MOSCOW (Reuters) – Russia’s top arms control negotiator warned the United States on Friday that Moscow would scrap a proposed moratorium on the deployment of short and medium range missiles if Washington went ahead with plans to deploy such missiles in Asia and Europe.
The United States formally withdrew from the landmark 1987 Intermediate-range Nuclear Forces (INF) Treaty with Russia in 2019 after saying that Moscow was violating the accord, an accusation the Kremlin denied.
President Vladimir Putin proposed to the United States and several Western European NATO members that there should be a moratorium on the development of missiles previously banned by the INF treaty.
But Russian Deputy Foreign Minister Sergei Ryabkov, who leads on arms control talks, said the United States was “moving rapidly” towards the deployment of such missiles in both Asia and Europe.
“Accordingly, our moratorium, which was announced by the president of the Russian Federation, in the light of such developments, of course, cannot be maintained,” Ryabkov told the Kommersant newspaper.
“The Americans think it doesn’t matter,” Ryabkov said. “We believe that they are thereby delivering a new powerful blow to global stability and the security of the respective regions.”
The United States publicly blamed Russia’s development of the 9M729 ground-launched cruise missile, known in NATO as the SSC-8, as the reason for it leaving the INF Treaty.
In his moratorium proposal, Putin suggested Russia could agree not to deploy the missiles in its Baltic coast exclave of Kaliningrad.
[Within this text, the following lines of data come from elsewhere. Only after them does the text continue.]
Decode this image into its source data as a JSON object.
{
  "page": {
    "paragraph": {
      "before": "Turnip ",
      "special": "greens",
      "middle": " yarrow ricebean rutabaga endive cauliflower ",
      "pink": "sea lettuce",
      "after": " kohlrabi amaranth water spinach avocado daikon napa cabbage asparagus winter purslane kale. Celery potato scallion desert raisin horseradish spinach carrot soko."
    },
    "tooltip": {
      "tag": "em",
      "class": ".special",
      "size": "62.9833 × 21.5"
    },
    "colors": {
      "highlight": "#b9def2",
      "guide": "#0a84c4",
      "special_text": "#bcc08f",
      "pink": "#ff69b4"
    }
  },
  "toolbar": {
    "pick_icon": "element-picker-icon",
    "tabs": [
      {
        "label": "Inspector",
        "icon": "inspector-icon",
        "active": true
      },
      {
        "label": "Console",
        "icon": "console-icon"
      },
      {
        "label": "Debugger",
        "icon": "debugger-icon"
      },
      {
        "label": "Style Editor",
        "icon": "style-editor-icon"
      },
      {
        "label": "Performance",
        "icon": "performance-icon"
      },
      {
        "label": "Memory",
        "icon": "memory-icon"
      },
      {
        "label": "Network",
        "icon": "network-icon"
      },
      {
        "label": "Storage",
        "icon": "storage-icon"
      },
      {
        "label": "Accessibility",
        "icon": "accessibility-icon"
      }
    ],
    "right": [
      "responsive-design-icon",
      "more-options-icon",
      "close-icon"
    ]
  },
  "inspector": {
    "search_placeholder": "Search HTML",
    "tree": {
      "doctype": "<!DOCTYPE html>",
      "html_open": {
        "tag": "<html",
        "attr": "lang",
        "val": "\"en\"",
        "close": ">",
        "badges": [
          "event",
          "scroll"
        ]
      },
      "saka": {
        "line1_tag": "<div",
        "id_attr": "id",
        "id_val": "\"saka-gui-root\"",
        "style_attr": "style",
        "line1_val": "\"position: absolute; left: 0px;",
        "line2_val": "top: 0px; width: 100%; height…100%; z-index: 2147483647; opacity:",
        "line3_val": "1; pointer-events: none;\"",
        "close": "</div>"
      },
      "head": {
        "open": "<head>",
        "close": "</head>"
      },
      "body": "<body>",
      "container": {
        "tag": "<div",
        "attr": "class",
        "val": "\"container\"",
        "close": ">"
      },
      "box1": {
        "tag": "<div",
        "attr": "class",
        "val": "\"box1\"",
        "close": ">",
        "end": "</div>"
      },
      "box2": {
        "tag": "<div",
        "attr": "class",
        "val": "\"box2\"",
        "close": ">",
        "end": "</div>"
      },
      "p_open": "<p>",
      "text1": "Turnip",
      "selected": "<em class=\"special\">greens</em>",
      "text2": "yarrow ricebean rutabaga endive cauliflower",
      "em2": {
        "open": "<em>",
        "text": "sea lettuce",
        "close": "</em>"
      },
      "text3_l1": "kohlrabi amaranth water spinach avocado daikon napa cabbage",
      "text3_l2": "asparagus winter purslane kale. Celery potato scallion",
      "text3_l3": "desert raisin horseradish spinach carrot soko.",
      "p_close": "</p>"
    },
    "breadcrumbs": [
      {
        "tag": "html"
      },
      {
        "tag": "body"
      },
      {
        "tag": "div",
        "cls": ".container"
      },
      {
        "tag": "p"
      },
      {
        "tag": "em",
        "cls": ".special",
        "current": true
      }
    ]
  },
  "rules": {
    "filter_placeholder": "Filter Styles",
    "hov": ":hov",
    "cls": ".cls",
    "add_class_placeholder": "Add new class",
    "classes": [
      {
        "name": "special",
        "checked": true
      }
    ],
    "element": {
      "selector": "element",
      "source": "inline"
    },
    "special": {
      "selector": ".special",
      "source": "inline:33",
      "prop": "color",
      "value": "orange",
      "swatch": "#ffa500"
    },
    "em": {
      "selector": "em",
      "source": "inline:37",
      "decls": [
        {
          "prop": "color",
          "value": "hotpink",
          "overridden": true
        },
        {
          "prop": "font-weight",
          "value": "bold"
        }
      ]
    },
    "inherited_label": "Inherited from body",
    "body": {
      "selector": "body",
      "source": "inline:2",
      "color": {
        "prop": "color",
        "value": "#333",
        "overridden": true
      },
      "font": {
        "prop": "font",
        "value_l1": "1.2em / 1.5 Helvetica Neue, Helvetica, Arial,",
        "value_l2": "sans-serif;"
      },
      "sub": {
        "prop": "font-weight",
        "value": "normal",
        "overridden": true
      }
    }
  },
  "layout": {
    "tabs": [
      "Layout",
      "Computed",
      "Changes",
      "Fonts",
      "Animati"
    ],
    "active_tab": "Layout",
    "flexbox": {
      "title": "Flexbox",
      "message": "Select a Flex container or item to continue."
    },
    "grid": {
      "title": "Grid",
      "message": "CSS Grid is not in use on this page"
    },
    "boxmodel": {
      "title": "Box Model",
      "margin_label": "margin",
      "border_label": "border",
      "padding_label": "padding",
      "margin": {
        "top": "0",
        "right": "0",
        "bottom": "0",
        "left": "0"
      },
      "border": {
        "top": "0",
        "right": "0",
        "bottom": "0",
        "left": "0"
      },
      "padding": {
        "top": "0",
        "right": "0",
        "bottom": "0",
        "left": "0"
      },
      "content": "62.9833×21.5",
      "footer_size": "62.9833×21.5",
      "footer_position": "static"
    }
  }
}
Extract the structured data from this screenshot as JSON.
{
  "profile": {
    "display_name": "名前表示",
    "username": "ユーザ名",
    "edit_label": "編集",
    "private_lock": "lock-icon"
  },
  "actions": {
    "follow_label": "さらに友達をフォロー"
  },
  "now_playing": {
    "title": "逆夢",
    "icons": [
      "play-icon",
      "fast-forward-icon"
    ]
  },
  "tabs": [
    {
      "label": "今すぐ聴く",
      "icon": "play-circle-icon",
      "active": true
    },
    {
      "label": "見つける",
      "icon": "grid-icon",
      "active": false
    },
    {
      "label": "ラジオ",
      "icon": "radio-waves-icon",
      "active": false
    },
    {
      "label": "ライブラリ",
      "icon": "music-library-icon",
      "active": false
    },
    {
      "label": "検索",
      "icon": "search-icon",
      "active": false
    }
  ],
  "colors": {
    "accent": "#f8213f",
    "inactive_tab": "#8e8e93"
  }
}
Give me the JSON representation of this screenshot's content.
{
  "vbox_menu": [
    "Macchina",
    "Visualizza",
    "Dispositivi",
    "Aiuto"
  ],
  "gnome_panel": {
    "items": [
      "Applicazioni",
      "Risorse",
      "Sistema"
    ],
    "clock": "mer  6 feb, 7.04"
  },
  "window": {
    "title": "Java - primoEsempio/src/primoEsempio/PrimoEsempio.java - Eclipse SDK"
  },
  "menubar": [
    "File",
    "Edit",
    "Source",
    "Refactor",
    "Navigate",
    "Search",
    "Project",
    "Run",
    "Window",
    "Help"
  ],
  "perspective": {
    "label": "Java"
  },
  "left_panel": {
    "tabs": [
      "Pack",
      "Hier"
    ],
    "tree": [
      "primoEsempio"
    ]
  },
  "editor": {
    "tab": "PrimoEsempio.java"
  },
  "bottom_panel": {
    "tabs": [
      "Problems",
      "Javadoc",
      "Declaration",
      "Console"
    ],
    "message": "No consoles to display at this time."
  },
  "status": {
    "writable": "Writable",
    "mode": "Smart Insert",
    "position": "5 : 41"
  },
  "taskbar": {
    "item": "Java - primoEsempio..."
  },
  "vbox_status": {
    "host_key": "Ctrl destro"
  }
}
Since leaving the pact, the United States has tested missiles with a similar profile.
(Reporting by Guy Faulconbridge; editing by Mark Heinrich)